I once watched a video which was shot from the fifth floor of a beachfront hotel in the Philippines. The video was interesting because the group of people on the fifth floor filming the Tsunami quickly realized that this was no ordinary event in fact, as the Tsunami came closer to shore, they understood the gravity of the situation. However, many people failed to recognize the danger of the situation and failed, to seek higher ground in order to protect themselves to their great cost.
The maximum height of the waves reached 9 meters at Lebak, 4.3 meters at Alicia, 3 meters at Resa Bay, the eastern coast of Basilan, Jolo Islands, and Sacol Islands. At least 5,000 people died during the earthquake and tsunami, with thousands more remaining missing. Some reports say that as many as 8,000 people lost their lives in total, with ninety percent of residents losing their lives as a result of the tsunami. Courtesy Wikipedia.
I refer, to this disastrous loss of life in the Philippines because I feel the same way about the municipal water that Americans bathe, cook and drink. I believe that just like those people on the fifth floor of their beachfront hotel in the Philippines videoing the tidal wave who realized the danger of the approaching Tsunami at their location.
They could not advise the people on the ground to seek safety by rushing to higher ground immediately and as a result, 8000 people died.
In Europe fluoride is completely banned because in Europe the effects of this chemical on the learning capabilities of young children were well understood.
Below is a peer-reviewed meta-analysis of the effects of fluoride exposure on children conducted in a joint research program between the Peoples Republic of China and Harvard University which revealed the true extent the damages caused by fluoride.

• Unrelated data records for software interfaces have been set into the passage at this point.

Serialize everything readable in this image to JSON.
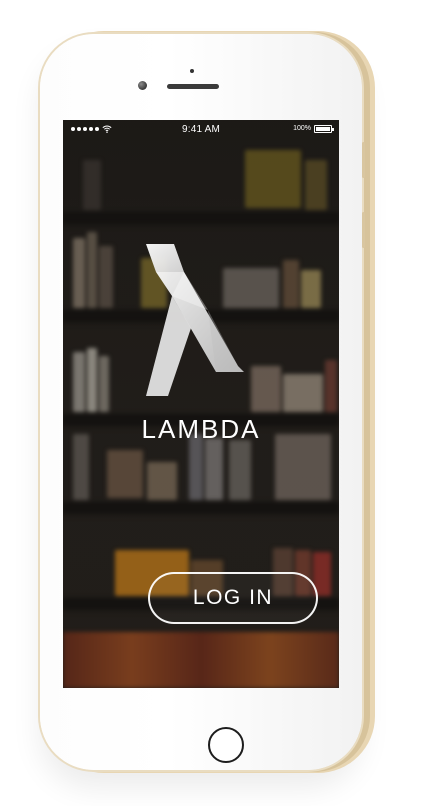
{
  "status_bar": {
    "time": "9:41 AM",
    "battery": "100%"
  },
  "app": {
    "name": "LAMBDA",
    "logo_icon": "lambda-logo-icon"
  },
  "actions": {
    "login_label": "LOG IN"
  },
  "colors": {
    "gold_frame": "#d9c6a0",
    "screen_dark": "#1a1612",
    "white": "#ffffff"
  }
}
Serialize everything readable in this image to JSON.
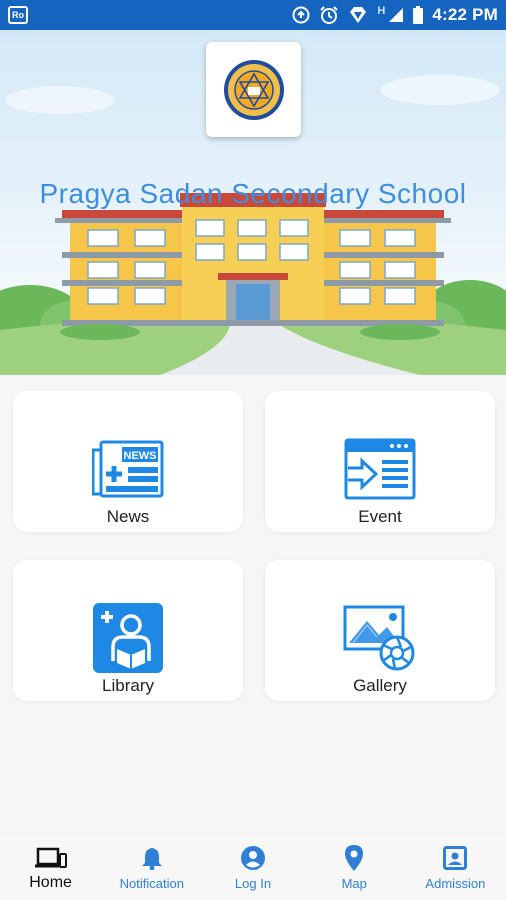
{
  "status_bar": {
    "badge": "Ro",
    "network_label": "H",
    "time": "4:22 PM"
  },
  "header": {
    "school_name": "Pragya Sadan Secondary School",
    "logo_icon": "school-emblem-icon"
  },
  "menu": [
    {
      "label": "News",
      "icon": "news-icon"
    },
    {
      "label": "Event",
      "icon": "event-icon"
    },
    {
      "label": "Library",
      "icon": "library-icon"
    },
    {
      "label": "Gallery",
      "icon": "gallery-icon"
    }
  ],
  "bottom_nav": [
    {
      "label": "Home",
      "icon": "devices-icon",
      "active": true
    },
    {
      "label": "Notification",
      "icon": "bell-icon",
      "active": false
    },
    {
      "label": "Log In",
      "icon": "account-circle-icon",
      "active": false
    },
    {
      "label": "Map",
      "icon": "map-pin-icon",
      "active": false
    },
    {
      "label": "Admission",
      "icon": "id-card-icon",
      "active": false
    }
  ],
  "colors": {
    "status_bar": "#1565c0",
    "accent_blue": "#2e7fd6",
    "title_blue": "#3d8ee0",
    "building_yellow": "#f6c64a",
    "roof_red": "#c8493a"
  }
}
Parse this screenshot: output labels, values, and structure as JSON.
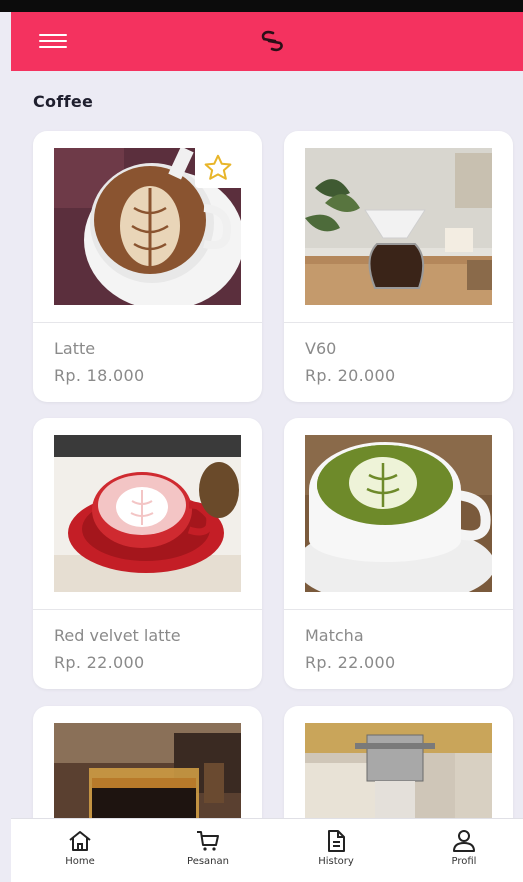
{
  "app": {
    "accent": "#F4325F"
  },
  "header": {
    "menu_icon": "menu-icon",
    "logo_icon": "link-logo-icon"
  },
  "section": {
    "title": "Coffee"
  },
  "products": [
    {
      "name": "Latte",
      "price": "Rp. 18.000",
      "favorite_icon": "star-icon"
    },
    {
      "name": "V60",
      "price": "Rp. 20.000"
    },
    {
      "name": "Red velvet latte",
      "price": "Rp. 22.000"
    },
    {
      "name": "Matcha",
      "price": "Rp. 22.000"
    },
    {
      "name": "",
      "price": ""
    },
    {
      "name": "",
      "price": ""
    }
  ],
  "bottom_nav": [
    {
      "label": "Home",
      "icon": "home-icon"
    },
    {
      "label": "Pesanan",
      "icon": "cart-icon"
    },
    {
      "label": "History",
      "icon": "document-icon"
    },
    {
      "label": "Profil",
      "icon": "user-icon"
    }
  ]
}
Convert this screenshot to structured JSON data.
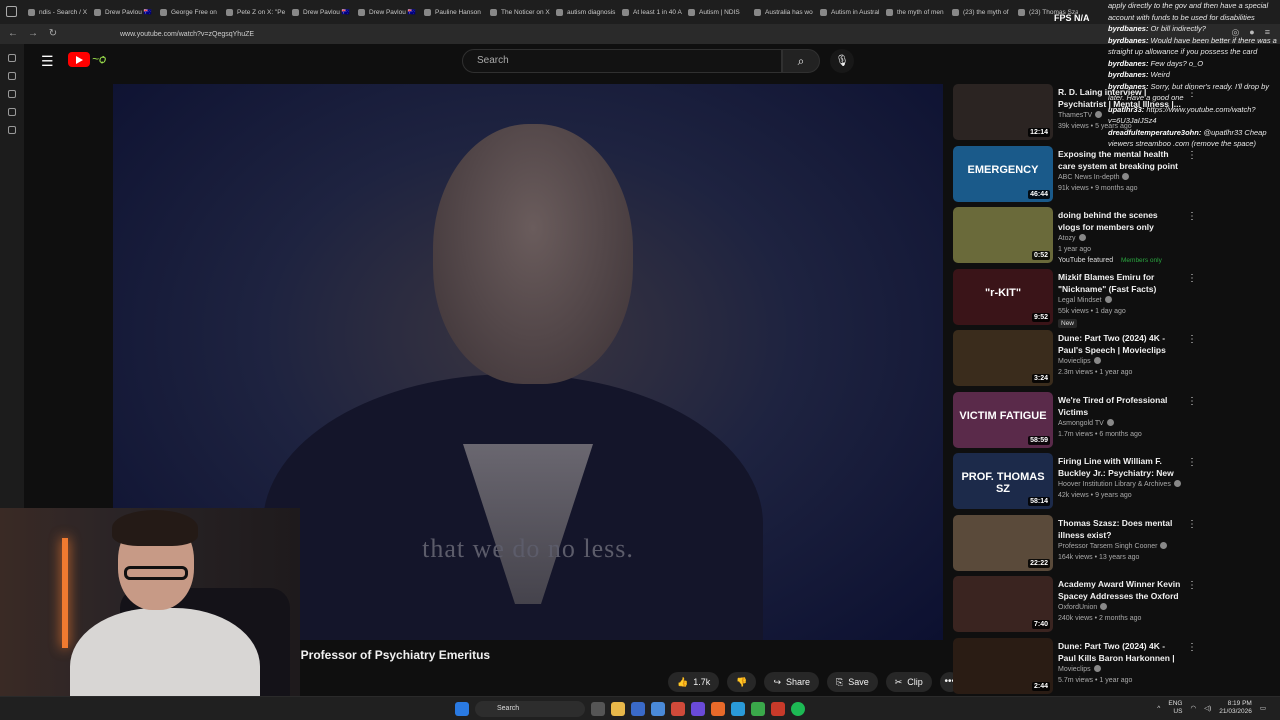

In a way, I feel much like the people in the Philippines watching the mounting danger of that Tsunami and yet, unable to warn people of their dire situation in that every single day Americans and particularly young Americans are exposed to this chemical. I know about these dangers as does every country in Europe and yet, I cannot warn them of their predicament because fluoride is still widely used here in the US.
Impact of fluoride on neurological development in children
July 25, 2012 — For years health experts have been unable to agree on whether fluoride in the drinking water may be toxic to the developing human brain. Extremely high levels of fluoride are known to cause neurotoxicity in adults, and negative impacts on memory and learning have been reported in rodent studies, but little is known about the substance’s impact on children’s neurodevelopment. In a meta-analysis, researchers from Harvard School of Public Health (HSPH) and China Medical University in Shenyang for the first time combined 27 studies and found strong indications that fluoride may adversely affect cognitive development in children. Based on the findings, the authors say that this risk should not be ignored and that more research on fluoride’s impact on the developing brain is warranted.
The study was published online in Environmental Health Perspectives on July 20, 2012.
The researchers conducted a systematic review of studies, almost all of which are from China where risks from fluoride are well-established. Fluoride is a naturally occurring substance in groundwater, and exposures to the chemical are increased in some parts of China. Virtually no human studies in this field have been conducted in the U.S., said lead author Anna Choi, a research scientist in the Department of Environmental Health at HSPH.
Even though many of the studies on children in China differed in many ways or were incomplete, the authors consider the data compilation and joint analysis an important first step in evaluating the potential risk. “For the first time, we have been able to do a comprehensive meta-analysis that has the potential for helping us plan better studies. We want to make sure that cognitive development is considered as a possible target for fluoride toxicity,” Choi said.
Choi and senior author Philippe Grandjean, adjunct professor of environmental health at HSPH, and their colleagues collated the epidemiological studies of children exposed to fluoride from drinking water. The China National Knowledge Infrastructure database also was included to locate studies published in Chinese journals. They then analyzed possible associations with IQ measures in more than 8,000 children of school age; all but one study suggested that high fluoride content in water may negatively affect cognitive development.
The average loss in IQ was reported as a standardized weighted mean difference of 0.45, which would be approximately equivalent to seven IQ points for commonly used IQ scores with a standard deviation of 15.* Some studies suggested that even slightly increased fluoride exposure could be toxic to the brain. Thus, children in high-fluoride areas had significantly lower IQ scores than those who lived in low-fluoride areas.